TASK DETAILS
Could you copy every line of the data that contains "benefit"?

[Dataset excerpts]
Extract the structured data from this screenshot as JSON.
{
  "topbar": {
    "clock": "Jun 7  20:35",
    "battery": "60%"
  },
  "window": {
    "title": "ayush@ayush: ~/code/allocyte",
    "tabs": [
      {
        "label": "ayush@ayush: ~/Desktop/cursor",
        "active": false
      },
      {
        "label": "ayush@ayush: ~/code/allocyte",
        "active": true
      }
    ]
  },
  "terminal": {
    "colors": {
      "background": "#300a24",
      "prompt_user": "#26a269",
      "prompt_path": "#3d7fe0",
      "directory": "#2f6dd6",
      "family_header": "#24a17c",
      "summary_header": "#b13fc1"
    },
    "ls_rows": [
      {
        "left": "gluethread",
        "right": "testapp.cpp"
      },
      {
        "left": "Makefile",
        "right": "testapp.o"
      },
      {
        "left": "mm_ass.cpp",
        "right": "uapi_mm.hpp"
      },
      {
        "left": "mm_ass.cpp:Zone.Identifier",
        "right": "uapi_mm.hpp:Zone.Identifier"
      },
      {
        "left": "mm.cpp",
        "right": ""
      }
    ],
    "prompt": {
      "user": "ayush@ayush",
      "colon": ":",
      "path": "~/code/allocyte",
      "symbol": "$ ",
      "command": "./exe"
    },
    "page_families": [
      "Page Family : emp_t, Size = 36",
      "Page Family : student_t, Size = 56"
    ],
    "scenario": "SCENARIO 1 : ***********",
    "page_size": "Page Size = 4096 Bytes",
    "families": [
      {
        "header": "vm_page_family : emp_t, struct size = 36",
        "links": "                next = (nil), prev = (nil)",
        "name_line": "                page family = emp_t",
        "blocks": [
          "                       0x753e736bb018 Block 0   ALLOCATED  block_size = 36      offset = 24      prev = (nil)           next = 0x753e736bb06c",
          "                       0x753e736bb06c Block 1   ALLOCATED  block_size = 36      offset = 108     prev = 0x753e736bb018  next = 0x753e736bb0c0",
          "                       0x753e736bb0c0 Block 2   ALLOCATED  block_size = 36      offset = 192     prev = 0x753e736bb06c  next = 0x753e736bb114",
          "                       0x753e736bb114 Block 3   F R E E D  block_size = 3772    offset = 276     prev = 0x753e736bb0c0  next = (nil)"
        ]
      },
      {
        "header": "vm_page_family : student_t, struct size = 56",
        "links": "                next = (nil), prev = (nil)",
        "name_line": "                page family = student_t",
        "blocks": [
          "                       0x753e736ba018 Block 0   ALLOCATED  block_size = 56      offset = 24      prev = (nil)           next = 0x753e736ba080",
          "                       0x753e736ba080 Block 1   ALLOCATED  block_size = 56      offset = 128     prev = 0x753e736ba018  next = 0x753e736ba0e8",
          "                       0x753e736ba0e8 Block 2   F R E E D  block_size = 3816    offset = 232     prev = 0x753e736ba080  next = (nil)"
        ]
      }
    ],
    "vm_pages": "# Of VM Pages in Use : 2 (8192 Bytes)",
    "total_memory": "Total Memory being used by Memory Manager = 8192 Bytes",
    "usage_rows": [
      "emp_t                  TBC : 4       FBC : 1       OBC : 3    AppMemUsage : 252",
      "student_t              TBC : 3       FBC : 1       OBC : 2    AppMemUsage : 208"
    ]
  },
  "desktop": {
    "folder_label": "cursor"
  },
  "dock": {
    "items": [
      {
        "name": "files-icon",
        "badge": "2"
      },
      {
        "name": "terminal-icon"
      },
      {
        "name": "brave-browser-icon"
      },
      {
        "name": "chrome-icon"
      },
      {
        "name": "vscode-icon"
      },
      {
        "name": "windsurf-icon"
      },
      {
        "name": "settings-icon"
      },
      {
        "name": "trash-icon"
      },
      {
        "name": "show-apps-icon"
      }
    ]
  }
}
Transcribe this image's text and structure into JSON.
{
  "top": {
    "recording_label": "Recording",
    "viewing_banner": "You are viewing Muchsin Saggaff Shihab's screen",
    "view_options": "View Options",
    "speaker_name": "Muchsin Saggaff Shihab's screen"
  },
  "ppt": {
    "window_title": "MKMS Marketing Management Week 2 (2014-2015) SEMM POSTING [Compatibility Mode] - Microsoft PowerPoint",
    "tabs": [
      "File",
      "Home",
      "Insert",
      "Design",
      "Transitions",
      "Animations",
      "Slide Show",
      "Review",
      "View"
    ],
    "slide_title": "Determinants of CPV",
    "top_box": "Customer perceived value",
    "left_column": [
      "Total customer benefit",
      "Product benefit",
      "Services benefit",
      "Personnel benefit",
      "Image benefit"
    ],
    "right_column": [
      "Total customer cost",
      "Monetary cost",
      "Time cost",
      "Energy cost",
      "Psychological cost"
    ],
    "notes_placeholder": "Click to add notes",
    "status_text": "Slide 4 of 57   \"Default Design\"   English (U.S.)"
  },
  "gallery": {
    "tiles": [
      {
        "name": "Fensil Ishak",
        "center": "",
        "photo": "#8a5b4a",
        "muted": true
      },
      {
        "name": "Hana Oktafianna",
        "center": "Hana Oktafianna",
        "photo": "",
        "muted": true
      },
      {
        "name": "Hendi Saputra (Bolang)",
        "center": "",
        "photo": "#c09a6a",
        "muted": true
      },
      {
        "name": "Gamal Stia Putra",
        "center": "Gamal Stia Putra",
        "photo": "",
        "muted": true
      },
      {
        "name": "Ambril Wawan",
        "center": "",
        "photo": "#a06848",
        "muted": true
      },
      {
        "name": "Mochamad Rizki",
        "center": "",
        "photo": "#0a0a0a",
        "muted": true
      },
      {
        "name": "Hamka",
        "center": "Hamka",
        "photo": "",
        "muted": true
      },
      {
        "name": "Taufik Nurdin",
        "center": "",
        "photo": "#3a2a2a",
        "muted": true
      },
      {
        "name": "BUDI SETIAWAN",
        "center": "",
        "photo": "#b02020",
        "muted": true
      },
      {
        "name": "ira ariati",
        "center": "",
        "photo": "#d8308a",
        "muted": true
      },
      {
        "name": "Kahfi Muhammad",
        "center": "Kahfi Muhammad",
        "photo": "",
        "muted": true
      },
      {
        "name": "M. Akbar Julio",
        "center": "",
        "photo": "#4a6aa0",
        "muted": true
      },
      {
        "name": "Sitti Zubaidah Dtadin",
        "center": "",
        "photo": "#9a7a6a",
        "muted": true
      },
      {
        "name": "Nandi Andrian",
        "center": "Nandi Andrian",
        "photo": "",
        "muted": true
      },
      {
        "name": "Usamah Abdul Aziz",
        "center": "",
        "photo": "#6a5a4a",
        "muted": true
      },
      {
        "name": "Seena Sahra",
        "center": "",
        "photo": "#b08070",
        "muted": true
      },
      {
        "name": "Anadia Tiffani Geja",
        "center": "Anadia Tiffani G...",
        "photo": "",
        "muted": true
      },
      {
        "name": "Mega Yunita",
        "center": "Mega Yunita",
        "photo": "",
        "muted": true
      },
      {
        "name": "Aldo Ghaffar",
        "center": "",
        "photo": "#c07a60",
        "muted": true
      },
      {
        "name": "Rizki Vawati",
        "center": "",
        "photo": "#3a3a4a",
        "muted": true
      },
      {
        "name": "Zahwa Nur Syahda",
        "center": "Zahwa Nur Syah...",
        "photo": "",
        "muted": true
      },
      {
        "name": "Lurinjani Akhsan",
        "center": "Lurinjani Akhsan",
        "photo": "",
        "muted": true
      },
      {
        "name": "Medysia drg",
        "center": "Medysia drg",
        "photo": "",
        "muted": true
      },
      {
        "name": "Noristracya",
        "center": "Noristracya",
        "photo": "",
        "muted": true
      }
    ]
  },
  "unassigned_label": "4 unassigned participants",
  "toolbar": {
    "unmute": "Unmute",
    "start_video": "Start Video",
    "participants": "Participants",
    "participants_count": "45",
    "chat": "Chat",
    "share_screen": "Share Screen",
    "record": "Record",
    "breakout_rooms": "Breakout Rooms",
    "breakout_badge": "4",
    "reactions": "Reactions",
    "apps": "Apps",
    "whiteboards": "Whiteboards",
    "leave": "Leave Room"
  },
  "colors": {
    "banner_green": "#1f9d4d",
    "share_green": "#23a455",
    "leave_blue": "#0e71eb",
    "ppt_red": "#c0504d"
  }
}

TASK SOLUTION
      "Total customer benefit",
      "Product benefit",
      "Services benefit",
      "Personnel benefit",
      "Image benefit"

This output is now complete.